Beverage giant Coca-Cola's (NYSE: KO) first-quarter performance was positive across nearly every major financial metric. So why have shares fallen on results?

We'll get there in a moment. First, let's take a look at these numbers that have failed to impress the market.

Revenue of $7.53 billion reflected a 5% year-over-year increase. Favorable currency movements, however, contributed most of the gain. Earnings-per-share growth looked much better: Up 19%, to $0.69, in GAAP terms, and up 23% when excluding special items in the recent and year-ago quarters.

Operating cash flow reached $1.3 billion -- a more than 50% gain that was aided by currency effects and lower pension contributions.

Also, Coca-Cola grew its global nonalcoholic ready-to-drink beverage value share (company sales as a percentage of industry sales) while holding steady volume share (the industry equivalent of market share). Said differently, Coca-Cola successfully raised prices versus the competition, without taking a hit on the amount of product sold. PepsiCo (NYSE: PEP), what say you?

Total company volume, meanwhile, increased 3% in the quarter, with international volume gaining a larger 5%. But I have to call out two salient facts.

One, North American volume sank 2% -- worse than the prior quarter's performance -- indicating that the structural headwinds facing both Coca-Cola and key competitor PepsiCo continue to blow full force.

Now, let's shuffle on over to Exhibit No. 2. Here, we see that total "sparkling" (aka carbonated) volume gained 2% for the quarter, with international sparkling volume, at 3% growth, only slightly ahead. Meanwhile, total "still" volume -- composed of juices, flavored waters, teas, etc. -- jumped 8%, with international markets posting 12% growth.

Essentially, if we take away the two factors that originally gave rise to Coca-Cola's success -- soda products in general, and the U.S. market in particular -- today's Coca-Cola would be a growth powerhouse. That's the sort of irony that doesn't go down smoothly.

And I think that we can start right there in explaining the market's negative reaction.

Furthermore, there's integration risk in Coca-Cola's pending acquisition of Coca-Cola Enterprises' (NYSE: CCE) North American bottling operations. We're already hearing that this transaction, which isn't even expected to close until Q4, is heading for problems. A representative of the Teamsters union was recently quoted as saying that Coca-Cola's move will "hurt customer relations and provoke a work stoppage ... not only in Southern California but in other key markets as well."

Bartender, make that a rum and Coke.

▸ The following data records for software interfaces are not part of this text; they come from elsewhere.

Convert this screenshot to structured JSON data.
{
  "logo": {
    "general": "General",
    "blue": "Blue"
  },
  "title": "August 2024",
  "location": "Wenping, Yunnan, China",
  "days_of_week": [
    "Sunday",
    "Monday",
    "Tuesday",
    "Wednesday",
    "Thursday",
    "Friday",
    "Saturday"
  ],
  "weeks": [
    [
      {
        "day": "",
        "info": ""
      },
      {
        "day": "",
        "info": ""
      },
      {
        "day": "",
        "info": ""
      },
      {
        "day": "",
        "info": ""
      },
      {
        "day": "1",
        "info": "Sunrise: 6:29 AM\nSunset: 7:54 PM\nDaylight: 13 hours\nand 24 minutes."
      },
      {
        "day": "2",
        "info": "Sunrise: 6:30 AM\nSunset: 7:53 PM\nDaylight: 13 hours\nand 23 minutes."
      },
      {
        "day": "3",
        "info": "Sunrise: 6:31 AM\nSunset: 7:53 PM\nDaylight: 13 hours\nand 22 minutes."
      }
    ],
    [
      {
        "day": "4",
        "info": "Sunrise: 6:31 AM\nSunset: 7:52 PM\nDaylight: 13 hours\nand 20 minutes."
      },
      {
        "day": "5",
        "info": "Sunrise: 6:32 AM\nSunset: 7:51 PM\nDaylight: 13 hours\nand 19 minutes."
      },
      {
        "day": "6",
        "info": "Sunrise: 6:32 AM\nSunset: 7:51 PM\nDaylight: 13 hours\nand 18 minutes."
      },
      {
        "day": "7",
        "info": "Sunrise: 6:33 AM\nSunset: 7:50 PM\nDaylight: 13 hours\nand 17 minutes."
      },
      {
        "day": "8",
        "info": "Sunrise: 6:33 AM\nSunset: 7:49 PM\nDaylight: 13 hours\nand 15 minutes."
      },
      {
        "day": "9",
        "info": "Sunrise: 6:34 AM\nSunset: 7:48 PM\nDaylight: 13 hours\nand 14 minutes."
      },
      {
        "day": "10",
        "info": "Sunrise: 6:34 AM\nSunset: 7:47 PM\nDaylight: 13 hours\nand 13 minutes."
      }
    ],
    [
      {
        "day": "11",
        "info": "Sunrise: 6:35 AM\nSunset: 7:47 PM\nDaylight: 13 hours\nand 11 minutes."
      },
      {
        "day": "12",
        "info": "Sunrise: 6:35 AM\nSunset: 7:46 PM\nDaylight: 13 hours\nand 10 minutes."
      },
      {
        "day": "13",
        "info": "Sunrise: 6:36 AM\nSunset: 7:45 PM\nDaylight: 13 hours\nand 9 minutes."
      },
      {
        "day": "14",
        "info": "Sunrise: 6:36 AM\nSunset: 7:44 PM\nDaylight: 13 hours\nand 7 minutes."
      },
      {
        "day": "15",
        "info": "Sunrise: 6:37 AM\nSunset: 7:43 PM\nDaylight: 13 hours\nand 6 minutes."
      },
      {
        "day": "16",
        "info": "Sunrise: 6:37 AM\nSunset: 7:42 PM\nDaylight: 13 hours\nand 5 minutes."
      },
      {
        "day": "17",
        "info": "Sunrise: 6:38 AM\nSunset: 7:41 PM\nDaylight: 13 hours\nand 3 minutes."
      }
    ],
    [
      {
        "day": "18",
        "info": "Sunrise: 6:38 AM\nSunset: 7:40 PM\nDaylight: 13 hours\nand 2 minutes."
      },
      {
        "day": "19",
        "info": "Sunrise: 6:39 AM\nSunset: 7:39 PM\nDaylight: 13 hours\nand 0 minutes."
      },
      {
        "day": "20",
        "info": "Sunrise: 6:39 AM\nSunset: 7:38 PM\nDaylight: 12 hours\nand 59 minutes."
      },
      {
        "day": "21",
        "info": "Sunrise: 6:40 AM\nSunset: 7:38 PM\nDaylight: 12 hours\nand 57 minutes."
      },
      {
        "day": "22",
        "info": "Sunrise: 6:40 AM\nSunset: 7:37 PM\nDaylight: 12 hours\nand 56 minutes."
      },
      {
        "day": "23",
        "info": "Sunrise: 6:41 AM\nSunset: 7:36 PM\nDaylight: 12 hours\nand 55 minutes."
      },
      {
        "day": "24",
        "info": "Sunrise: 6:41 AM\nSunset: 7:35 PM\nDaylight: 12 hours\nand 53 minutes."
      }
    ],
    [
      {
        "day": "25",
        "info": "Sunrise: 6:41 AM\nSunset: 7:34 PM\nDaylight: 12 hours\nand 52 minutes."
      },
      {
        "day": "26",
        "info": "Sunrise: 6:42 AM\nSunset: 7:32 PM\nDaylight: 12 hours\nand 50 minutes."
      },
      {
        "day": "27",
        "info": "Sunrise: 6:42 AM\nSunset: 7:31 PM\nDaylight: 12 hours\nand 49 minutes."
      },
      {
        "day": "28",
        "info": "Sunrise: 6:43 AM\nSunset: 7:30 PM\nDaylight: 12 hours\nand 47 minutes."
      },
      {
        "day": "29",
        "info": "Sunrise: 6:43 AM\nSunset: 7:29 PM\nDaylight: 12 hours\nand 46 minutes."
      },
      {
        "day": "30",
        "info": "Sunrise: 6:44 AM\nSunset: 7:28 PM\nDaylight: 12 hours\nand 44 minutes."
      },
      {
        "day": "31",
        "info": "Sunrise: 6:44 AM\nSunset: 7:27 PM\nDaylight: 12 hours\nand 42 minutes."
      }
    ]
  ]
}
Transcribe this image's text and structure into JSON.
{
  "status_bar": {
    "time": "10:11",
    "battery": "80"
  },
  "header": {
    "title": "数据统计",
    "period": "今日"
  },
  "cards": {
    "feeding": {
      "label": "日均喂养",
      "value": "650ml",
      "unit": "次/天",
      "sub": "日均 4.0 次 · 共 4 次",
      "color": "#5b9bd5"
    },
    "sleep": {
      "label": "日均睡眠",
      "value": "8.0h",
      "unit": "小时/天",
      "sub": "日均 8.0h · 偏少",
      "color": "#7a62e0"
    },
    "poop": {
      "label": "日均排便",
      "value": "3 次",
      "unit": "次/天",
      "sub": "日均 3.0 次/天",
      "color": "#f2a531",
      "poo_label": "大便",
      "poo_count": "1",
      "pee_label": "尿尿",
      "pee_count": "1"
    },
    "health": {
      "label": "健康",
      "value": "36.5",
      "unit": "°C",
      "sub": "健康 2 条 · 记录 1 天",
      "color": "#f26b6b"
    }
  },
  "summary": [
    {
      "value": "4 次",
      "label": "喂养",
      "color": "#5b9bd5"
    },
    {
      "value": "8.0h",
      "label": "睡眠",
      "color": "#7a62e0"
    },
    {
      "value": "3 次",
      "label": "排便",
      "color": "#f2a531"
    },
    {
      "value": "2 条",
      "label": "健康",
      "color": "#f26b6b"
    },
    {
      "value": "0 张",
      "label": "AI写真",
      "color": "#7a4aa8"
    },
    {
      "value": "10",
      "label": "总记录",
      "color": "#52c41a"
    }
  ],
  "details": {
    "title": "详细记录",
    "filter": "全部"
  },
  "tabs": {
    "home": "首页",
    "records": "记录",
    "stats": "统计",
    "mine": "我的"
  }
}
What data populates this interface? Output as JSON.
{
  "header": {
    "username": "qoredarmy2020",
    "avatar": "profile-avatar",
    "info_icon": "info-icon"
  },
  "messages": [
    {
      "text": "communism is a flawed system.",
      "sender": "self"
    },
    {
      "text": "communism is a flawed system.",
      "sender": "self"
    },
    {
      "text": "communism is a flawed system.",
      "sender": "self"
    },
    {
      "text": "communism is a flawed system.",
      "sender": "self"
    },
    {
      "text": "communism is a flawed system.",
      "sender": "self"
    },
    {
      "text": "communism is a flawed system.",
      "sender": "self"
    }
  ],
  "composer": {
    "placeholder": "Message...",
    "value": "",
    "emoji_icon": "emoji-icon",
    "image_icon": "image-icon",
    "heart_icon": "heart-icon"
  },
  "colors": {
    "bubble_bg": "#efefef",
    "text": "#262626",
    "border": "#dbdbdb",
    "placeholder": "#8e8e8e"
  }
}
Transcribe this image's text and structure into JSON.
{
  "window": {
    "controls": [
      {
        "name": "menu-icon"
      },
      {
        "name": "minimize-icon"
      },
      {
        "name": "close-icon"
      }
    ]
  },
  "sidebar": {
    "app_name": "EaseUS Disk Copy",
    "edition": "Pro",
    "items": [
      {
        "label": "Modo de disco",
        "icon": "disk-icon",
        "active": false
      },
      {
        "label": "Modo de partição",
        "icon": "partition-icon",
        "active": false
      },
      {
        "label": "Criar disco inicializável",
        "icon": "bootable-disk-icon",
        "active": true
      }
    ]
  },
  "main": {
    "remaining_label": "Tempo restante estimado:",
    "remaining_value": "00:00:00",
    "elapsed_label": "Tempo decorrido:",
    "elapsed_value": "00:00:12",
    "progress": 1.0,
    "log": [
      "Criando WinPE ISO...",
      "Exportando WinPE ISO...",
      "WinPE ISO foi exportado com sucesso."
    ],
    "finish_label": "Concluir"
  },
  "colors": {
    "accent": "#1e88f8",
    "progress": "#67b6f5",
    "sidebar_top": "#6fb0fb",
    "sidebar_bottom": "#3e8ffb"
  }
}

Look, I understand the investment appeal of Coca-Cola, given its global scope and brand recognition. But investors can take just a half step to the side and find what I consider superior companies. Take Andina and FEMSA (NYSE: FMX), for instance, both of which bottle Coca-Cola products but are focused on the fast-growing Latin American market.

Or, if you don't mind being invested in consumer-oriented companies that are tackling structural challenges, why not look to the telecom sector, where you can at least collect a 5-6%-ish dividend yield ? Verizon (NYSE: VZ), AT&T (NYSE: T), and Vodafone (NYSE: VOD) all fit that profile.

Coca-Cola may eventually surprise doubters and dramatically turn around U.S. operations. But until then, I see no compelling reason to hold shares, not at today's prices.